• _TASK TO CARRY OUT_: Return every line of the entries that includes the word "LoopSound".
□ □ □ □
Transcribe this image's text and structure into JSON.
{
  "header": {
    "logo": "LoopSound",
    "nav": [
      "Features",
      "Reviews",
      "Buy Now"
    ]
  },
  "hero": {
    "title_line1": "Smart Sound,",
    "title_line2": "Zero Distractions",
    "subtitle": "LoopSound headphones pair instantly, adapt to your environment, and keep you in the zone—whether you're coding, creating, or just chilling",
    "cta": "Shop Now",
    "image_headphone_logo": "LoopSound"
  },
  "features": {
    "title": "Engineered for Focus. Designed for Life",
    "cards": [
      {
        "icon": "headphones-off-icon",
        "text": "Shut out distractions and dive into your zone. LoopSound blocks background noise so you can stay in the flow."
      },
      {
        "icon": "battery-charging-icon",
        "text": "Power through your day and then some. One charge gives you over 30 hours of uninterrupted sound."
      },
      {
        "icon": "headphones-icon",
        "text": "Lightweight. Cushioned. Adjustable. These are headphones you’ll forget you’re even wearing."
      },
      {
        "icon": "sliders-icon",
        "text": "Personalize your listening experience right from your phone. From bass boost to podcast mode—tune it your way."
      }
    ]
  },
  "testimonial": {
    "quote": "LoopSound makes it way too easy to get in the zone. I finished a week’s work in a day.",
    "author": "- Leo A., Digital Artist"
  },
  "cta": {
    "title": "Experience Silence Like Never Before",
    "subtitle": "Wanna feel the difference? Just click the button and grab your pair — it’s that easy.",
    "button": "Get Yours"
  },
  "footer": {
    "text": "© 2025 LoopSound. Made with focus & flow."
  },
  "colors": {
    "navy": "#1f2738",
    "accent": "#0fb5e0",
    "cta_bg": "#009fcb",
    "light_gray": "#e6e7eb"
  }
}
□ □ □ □
• _RESPONSE BELOW_:
    "logo": "LoopSound",
    "subtitle": "LoopSound headphones pair instantly, adapt to your environment, and keep you in the zone—whether you're coding, creating, or just chilling",
    "image_headphone_logo": "LoopSound"
        "text": "Shut out distractions and dive into your zone. LoopSound blocks background noise so you can stay in the flow."
    "quote": "LoopSound makes it way too easy to get in the zone. I finished a week’s work in a day.",
    "text": "© 2025 LoopSound. Made with focus & flow."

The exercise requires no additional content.